Deep, true love doesn’t have to take years to cultivate, for this group it took less than one month to find. I didn’t know it was possible to connect with humans on such a level until we spent everyday hiking, talking, laughing, suffering through pain, being tired & grumpy, singing any song that came to mind & just walking in silence with one another (and sometimes alone) as we reached our goal of conquering nearly 500 miles by foot while backpacking across Spain on the Camino de Santiago in the summer of 2017.

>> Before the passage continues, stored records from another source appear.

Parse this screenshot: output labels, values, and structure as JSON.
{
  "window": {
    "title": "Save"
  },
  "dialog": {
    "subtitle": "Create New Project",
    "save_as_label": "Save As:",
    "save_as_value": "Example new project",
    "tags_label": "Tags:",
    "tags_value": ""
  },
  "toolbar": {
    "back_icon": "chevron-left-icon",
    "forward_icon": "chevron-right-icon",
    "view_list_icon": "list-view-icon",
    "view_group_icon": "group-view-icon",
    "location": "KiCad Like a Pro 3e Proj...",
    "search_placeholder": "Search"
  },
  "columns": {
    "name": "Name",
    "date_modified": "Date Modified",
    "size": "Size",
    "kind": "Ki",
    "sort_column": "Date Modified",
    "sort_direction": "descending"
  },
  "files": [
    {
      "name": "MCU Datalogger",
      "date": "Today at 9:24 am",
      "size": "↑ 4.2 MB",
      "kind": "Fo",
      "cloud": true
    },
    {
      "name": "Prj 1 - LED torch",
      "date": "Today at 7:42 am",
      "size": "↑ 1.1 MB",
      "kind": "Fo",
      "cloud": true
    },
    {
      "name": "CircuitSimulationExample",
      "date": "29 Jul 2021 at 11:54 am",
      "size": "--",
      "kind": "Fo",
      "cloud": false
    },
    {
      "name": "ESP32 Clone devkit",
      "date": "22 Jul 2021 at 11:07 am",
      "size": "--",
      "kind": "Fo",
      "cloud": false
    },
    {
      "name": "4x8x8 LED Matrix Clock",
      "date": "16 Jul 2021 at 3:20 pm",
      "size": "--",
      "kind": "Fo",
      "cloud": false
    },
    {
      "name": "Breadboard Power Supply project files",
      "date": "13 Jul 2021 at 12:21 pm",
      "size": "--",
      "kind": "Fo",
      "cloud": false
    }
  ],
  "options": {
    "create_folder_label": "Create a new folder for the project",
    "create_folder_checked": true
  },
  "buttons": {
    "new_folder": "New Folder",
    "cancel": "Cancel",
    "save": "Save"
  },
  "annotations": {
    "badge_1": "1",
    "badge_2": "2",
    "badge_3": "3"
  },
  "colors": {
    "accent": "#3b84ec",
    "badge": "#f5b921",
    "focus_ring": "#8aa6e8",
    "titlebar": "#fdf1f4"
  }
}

There’s something so powerful about the relationships you make while thru-hiking; you possess a level of vulnerability that forces you to bypass bullshit and get to the deep stuff right away. You lose your fear of being judged because everyone shows up on the trail stripped-away and just as they are– why hide behind boring pleasantries when you can gain a little free therapy by being unafraid to share your burdens with a willing-to-listen companion?
I met these boys after a series of events fit for another story, but that ultimately left me in a town I had never originally planned on staying in. That’s how the world works though, isn’t it? Plan A turns into plan D and then something magical happens on that new path. The night I met them, one asked what the tattoo on my wrist meant. I was used to answering this, specifically if it was an inquiry from a stranger, by telling them the cursive phrase has to do with my travel-lust, or some other easy answer. Instead, I looked him right in the eye and said “the last thing my dad wrote to me before he died was that he loved my spirit and passion, and it’s tattoo’d in his handwriting.” I shocked myself, but he didn’t miss a beat to tell me about how his father had recently passed away too and he had been thinking of getting a tattoo as a memorial but couldn’t think of the right piece, and thought mine was excellent.
When we reunited the following day (around the infamous “wine fountain” pictured above) we talked for what felt like hours– covering our childhoods, how special our mothers, fathers and siblings were, and what it’s like to live in the wake of our fathers passing’s. We even talked about the haunting dreams we had about our dead dads, details we had never shared with anyone else. When he asked if my dad had passed away from cancer too, I didn’t even hesitate when answering honestly: “no, he hung himself.”
During our final week of the hike, during a particularly hot morning climb, it was just the two of us and we were inspired to exchange pleasant memories of romantic things our fathers had each done for our mothers. Later, he confided how refreshing it was to relive these special memories because at home it was hard for him and his siblings to say them out loud. For three weeks we had been casually telling our favorite stories in a way that felt impossible to do at home.
This is just one example of one connection I had with one person, but as you can imagine, those 10-20 mile hiking days allowed each of us, whether in our group, pairs or even solo, to explore in conversation or meditation every facet of each of our lives.
I will forever be in love with the people I got close to during my Camino, how the first day of hiking with each of them we told things to each other we had never really told anyone, just because we felt safe and in a cathartic environment.
Somehow seven months has escaped since we all went different directions in Santiago, but last week I got to reunite with one of my best Camino friends & introduce our white-face pups for a gentle four mile walk through the woods that didn’t include one moment of silence– he even let me do >75% of the talking (per usual.)
It was so productive to talk about the “realizations” each of us came to during our Ways and how we’ve been acting on them since we’ve been back home, plus what we see for our futures. It’s indescribable to get life-feedback from someone who you only knew for a few weeks, but knows you better than almost anyone.
I am forever thankful for the most powerful month of my life & the space I made in my heart for this group of beautiful Pilgrims. If you ever have the time to even spend a few days out of your comfort zone maybe you’ll stumble across a perfect stranger who will forever brighten your life too!
Sounds amazing. Buen Camino